DARGIS The romance felt very different to me this time, maybe just because I’ve been married that much longer. I recognized all the struggles to do better, be better. I’d also forgotten that Phil wasn’t even interested in Rita at first. We only know that he’s interested in Rita when he calls out her name (twice!) while with another woman. It’s such a mean moment I gasped this time, but as a reader, Janet Williams, pointed out, the film is “a little cruel.” Phil dates yet another woman and only then, an hour into the story — and maybe months and years into Phil’s adventure — does he asks Rita what she’s interested in. Men!
Evidently Danny Rubin’s original script indicated that Phil was stuck in his time loop for 10,000 years, but Ramis told me in an interview that he and Rubin decided that the character was stuck for about 10 years, which scarcely seems long enough for all that he experiences, including in his very funny and sweet wooing of Rita. It’s easy to get caught up in his evolution and to lose sight of what MacDowell and Ramis do with Rita. As the innocent foil for Phil, she has to retain our sympathies even when we’re giggling at his elaborate, comic ruses. She could have been the film’s dupe, but she’s its soul: the woman the man has to learn to be worthy for.
I always wondered, why does the BIll Murray character get to socially-emotionally evolve over the (countless) iterations of the day, ultimately “getting the girl” while the Chris Elliott character remains mired in his smarmy muckiness the whole time? Not sure that the Elliott character was any less unlovable and in need of some character-building than the Murray character. — CHCollins, Asheville, NC
SCOTT At the heart of the Phil-Rita romance lies a marvelous temporal paradox. It takes Phil thousands of Groundhog Days to earn Rita’s love. It takes her just one day to fall in love with him. I used to think that the imbalance reflected a conventionally sentimental view of courtship, and that Rita, for all her loveliness, was a bit of a cipher, an idealized foil for the more complicated Phil.
But now I think she represents a different kind of ideal: not only the kind of person Phil might end up with, but also the kind of person he might become. Unlike other women, and unlike most Punxsutawneyites, she isn’t fooled by Phil’s early attempts to impersonate a decent person. The game he tries to run on her — figuring out what kind of man she wants and making himself into a replica of that man — doesn’t succeed. She picks up the false notes, again and again. How many times does she slap his face?
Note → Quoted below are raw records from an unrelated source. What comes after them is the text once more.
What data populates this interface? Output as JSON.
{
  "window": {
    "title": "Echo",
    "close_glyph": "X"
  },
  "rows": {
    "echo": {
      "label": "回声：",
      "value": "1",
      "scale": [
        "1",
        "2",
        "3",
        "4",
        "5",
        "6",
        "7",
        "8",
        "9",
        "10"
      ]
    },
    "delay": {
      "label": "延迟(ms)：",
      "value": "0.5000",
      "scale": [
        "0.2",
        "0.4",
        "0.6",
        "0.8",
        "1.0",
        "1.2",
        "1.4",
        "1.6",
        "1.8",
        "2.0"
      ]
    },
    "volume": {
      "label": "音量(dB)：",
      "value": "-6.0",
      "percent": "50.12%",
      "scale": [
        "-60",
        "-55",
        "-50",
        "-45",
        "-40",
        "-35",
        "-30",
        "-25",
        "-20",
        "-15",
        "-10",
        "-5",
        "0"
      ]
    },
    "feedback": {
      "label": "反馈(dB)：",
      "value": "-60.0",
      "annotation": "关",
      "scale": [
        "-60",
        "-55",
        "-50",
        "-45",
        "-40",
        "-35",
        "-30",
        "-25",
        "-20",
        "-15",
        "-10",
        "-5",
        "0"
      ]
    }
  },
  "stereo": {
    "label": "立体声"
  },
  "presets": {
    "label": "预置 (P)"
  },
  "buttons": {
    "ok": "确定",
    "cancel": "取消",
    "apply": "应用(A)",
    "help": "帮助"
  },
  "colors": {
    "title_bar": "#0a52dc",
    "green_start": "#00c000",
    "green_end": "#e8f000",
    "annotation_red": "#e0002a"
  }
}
Ramis (and Murray) keep our attention focused on Phil’s path toward self-knowledge, compassion and the feeling of being at home in the universe. Rita is at the end of this path because she has always been in possession of those qualities, making her his spiritual master as well as the love of his life. It’s because of her own enlightenment that she is able to recognize his so quickly.
One-third Buddhism, one-third Augustine, one-third Nietzsche, and one-third Sartre, this metaphysical rom-com offers a conversion tale that bends and blends a recursive narrative of time, death, selfhood, nihilism, and attachment. It makes plain that our future is our past until we grasp the gift of the other in knowledge, love, and levity. — HighBar, Chicago, IL
DARGIS I like the comedy of cruelty (sometimes). But these days, given how precarious life seems right now, I am exhausted by petty, self-interested nastiness that seems to be such an acceptable part of American life. We need to be like Phil. We should work on being worthy of those we love and being worthy of being loved. Or, to put it another way:
“The optimism of the movie hints that we can not only change but improve and as a result find love. Or is love only possible when we learn to forget ourselves and think of others?” — Patricia Aakre, New York